The answer must be every line of the records below that contains the word "legend", copied out.
* * *
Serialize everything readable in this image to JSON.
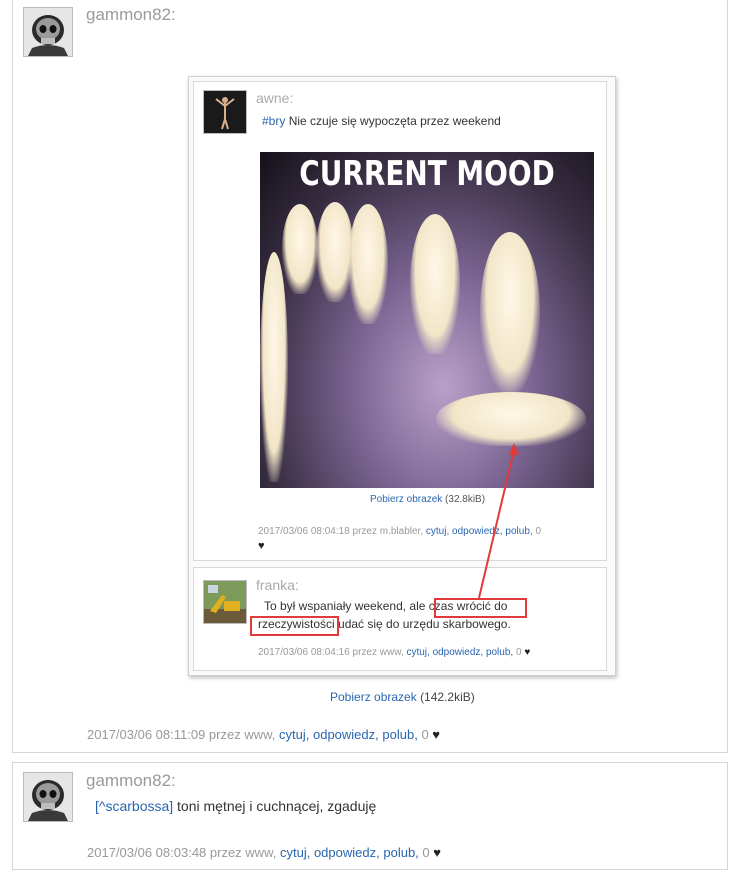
{
  "post1": {
    "author": "gammon82:",
    "avatar_icon": "skull-avatar-icon",
    "download_label": "Pobierz obrazek",
    "download_size": "(142.2kiB)",
    "meta_prefix": "2017/03/06 08:11:09 przez www,",
    "actions": [
      "cytuj,",
      "odpowiedz,",
      "polub,"
    ],
    "likes": "0",
    "embedded": {
      "post_a": {
        "author": "awne:",
        "tag": "#bry",
        "text": "Nie czuje się wypoczęta przez weekend",
        "image_caption": "CURRENT MOOD",
        "download_label": "Pobierz obrazek",
        "download_size": "(32.8kiB)",
        "meta_prefix": "2017/03/06 08:04:18 przez m.blabler,",
        "actions": [
          "cytuj,",
          "odpowiedz,",
          "polub,"
        ],
        "likes": "0"
      },
      "post_b": {
        "author": "franka:",
        "text_line1_a": "To był wspaniały weekend, ale",
        "text_line1_b": "czas wrócić do",
        "text_line2_a": "rzeczywistości",
        "text_line2_b": "udać się do urzędu skarbowego.",
        "meta_prefix": "2017/03/06 08:04:16 przez www,",
        "actions": [
          "cytuj,",
          "odpowiedz,",
          "polub,"
        ],
        "likes": "0"
      }
    }
  },
  "post2": {
    "author": "gammon82:",
    "avatar_icon": "skull-avatar-icon",
    "mention": "[^scarbossa]",
    "text": "toni mętnej i cuchnącej, zgaduję",
    "meta_prefix": "2017/03/06 08:03:48 przez www,",
    "actions": [
      "cytuj,",
      "odpowiedz,",
      "polub,"
    ],
    "likes": "0"
  },
  "colors": {
    "link": "#2a66b0",
    "highlight": "#e03a3a",
    "meta": "#999999"
  }
}
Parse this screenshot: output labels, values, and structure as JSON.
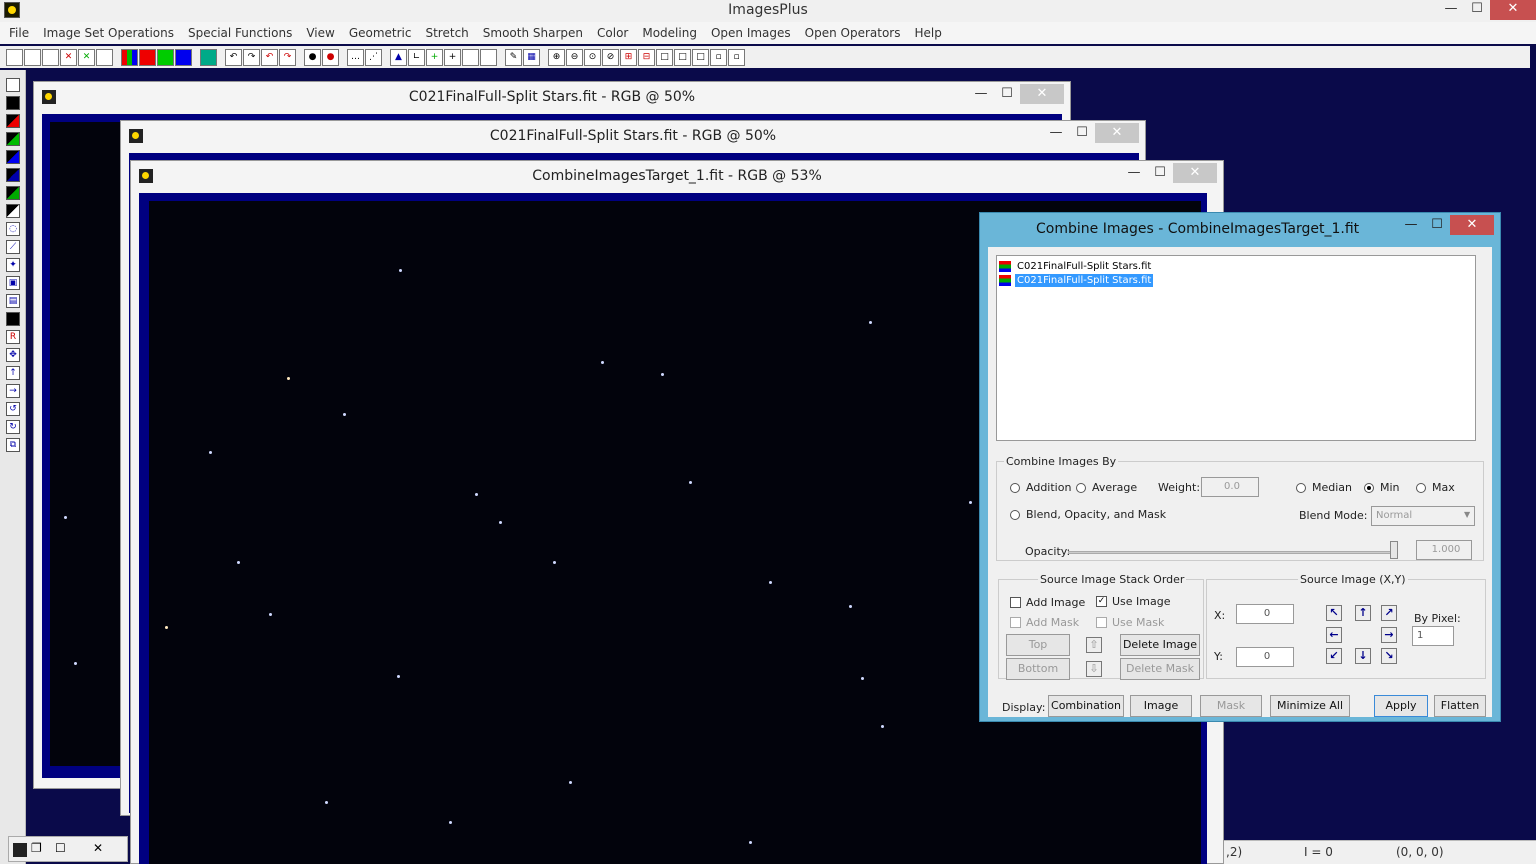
{
  "app": {
    "title": "ImagesPlus"
  },
  "menu": [
    "File",
    "Image Set Operations",
    "Special Functions",
    "View",
    "Geometric",
    "Stretch",
    "Smooth Sharpen",
    "Color",
    "Modeling",
    "Open Images",
    "Open Operators",
    "Help"
  ],
  "windows": [
    {
      "title": "C021FinalFull-Split Stars.fit - RGB @ 50%"
    },
    {
      "title": "C021FinalFull-Split Stars.fit - RGB @ 50%"
    },
    {
      "title": "CombineImagesTarget_1.fit - RGB @ 53%"
    }
  ],
  "dialog": {
    "title": "Combine Images - CombineImagesTarget_1.fit",
    "files": [
      "C021FinalFull-Split Stars.fit",
      "C021FinalFull-Split Stars.fit"
    ],
    "combine_by": {
      "legend": "Combine Images By",
      "addition": "Addition",
      "average": "Average",
      "weight_label": "Weight:",
      "weight_value": "0.0",
      "median": "Median",
      "min": "Min",
      "max": "Max",
      "blend": "Blend, Opacity, and Mask",
      "blend_mode_label": "Blend Mode:",
      "blend_mode_value": "Normal",
      "opacity_label": "Opacity:",
      "opacity_value": "1.000"
    },
    "stack": {
      "legend": "Source Image Stack Order",
      "add_image": "Add Image",
      "use_image": "Use Image",
      "add_mask": "Add Mask",
      "use_mask": "Use Mask",
      "top": "Top",
      "bottom": "Bottom",
      "delete_image": "Delete Image",
      "delete_mask": "Delete Mask"
    },
    "source": {
      "legend": "Source Image (X,Y)",
      "x_label": "X:",
      "x_value": "0",
      "y_label": "Y:",
      "y_value": "0",
      "by_pixel_label": "By Pixel:",
      "by_pixel_value": "1"
    },
    "display": {
      "label": "Display:",
      "combination": "Combination",
      "image": "Image",
      "mask": "Mask",
      "minimize_all": "Minimize All",
      "apply": "Apply",
      "flatten": "Flatten"
    }
  },
  "status": {
    "a": ",2)",
    "b": "I = 0",
    "c": "(0, 0, 0)"
  }
}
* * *
Solution to this task =>
      "legend": "Combine Images By",
      "legend": "Source Image Stack Order",
      "legend": "Source Image (X,Y)",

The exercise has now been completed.